Thousands of government workers hit the picket line
Sep 06 2012
BCGEU president Darryl Walker on the picket line in Victoria.Photograph by: Adrian Lam , Times Colonist
Picket lines with bright yellow signs were up all over Greater Victoria and nearly 1,800 worksites across the province as the B.C. Government and Service Employees’ Union staged a one-day strike Wednesday.
The union has mounted three previous one-day strikes this year, but Wednesday’s was the largest. It involved about 25,000 BCGEU members and about 2,000 from two other government unions.
The BCGEU said it was a ramped-up attempt to get the provincial government back to the bargaining table after the province, on July 3, rescinded its wage increase offer of 3.5 per cent over two years.
Union president Darryl Walker saw reason for optimism after acting finance minister Shirley Bond said on a radio show Wednesday that she would like to resume negotiating.
“There’s probably a collective agreement just around the corner,” Walker said. The union plans to contact the province today.
Bond maintained on CKNW that it was the union that walked away from the table.
She called 3.5 per cent over two years a fair offer.
The government rescinded its offer after some union members walked off the job.
Bond said she hopes the strike has kickstarted the union’s desire to resume negotiations. “We’re willing to talk.”
“Let’s have this discussion and let’s try to find a way to give your members a reasonable and modest wage increase,” said Bond. Most B.C. residents would not find $1,700 over two years on an average wage of $48,000 “an insignificant amount.”
Standing with some of 700 striking workers outside Ministry of Health offices at Blanshard Street and Pandora Avenue, union chief negotiator David Vipond said: “We cannot settle if they don’t make an offer.”
Members want 3.5 per cent for the first year and a cost of living increase of about two per cent for the second.
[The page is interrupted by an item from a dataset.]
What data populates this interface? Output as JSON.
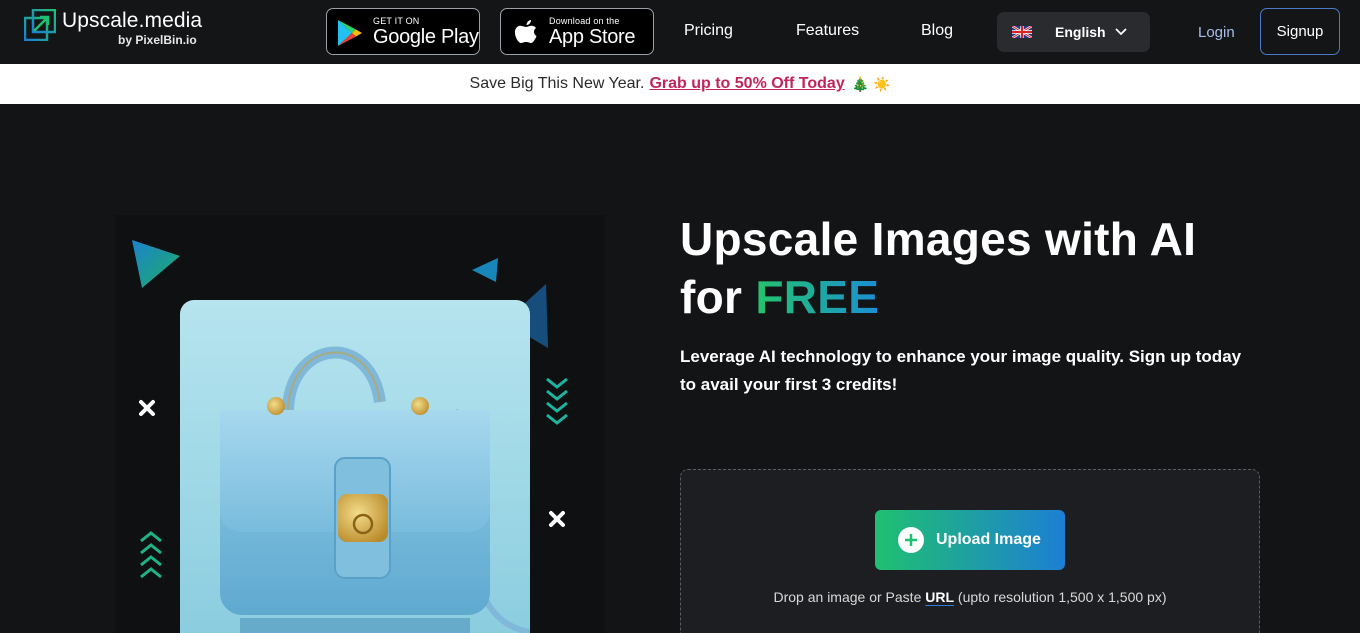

The increase, costing $66 million annually, could be more than covered if the government would approve Sunday opening of all provincial liquor stores, longer hours on weekdays and a few more stores, union leaders say.
Vipond called the stalemate a part of “peekaboo bargaining,” saying the province took its offer off the table three times when the union didn’t bite within a week.
Wage rates range from about $16 hourly for a labourer up to $75,000 annually for the highest paid BCGEU members such as senior economists. Most of the staff at the Health Ministry earn between $30,000 and $40,000 per year, said union zone captain Ron Jetko.
The union’s last raise was two per cent in April 2009, followed by a two-year wage freeze, which Vipond said the province wanted to extend for another three months. “Since the contract expired on April 1, 2010, we’ve lost about 5.5 per cent of our income to inflation.”
The closing of government liquor stores was the most publicly visible part of the walkout.
B.C. Mail workers, who deliver internal government mail, were also on strike, but issuing of social assistance payments was not affected.
In talking to union members at 50 or 60 sites, Walker said heard of no problems.
About a third of the union’s membership was at work because of health, safety and public welfare concerns.
ICBC insurance and licensing offices were open because of a B.C. Labour Board ruling.
“Our dispute is not with the people of B.C. — it’s a pay claim with the government,” Vipond said.
About 25,000 BCGEU members were on strike, joined by about 2,000 from the Professional Employees Association and the Canadian Office and Professional Employees Union.
If the province doesn’t come back to the table, the union will have to consider “more enduring” means, Vipond said, without providing specifics.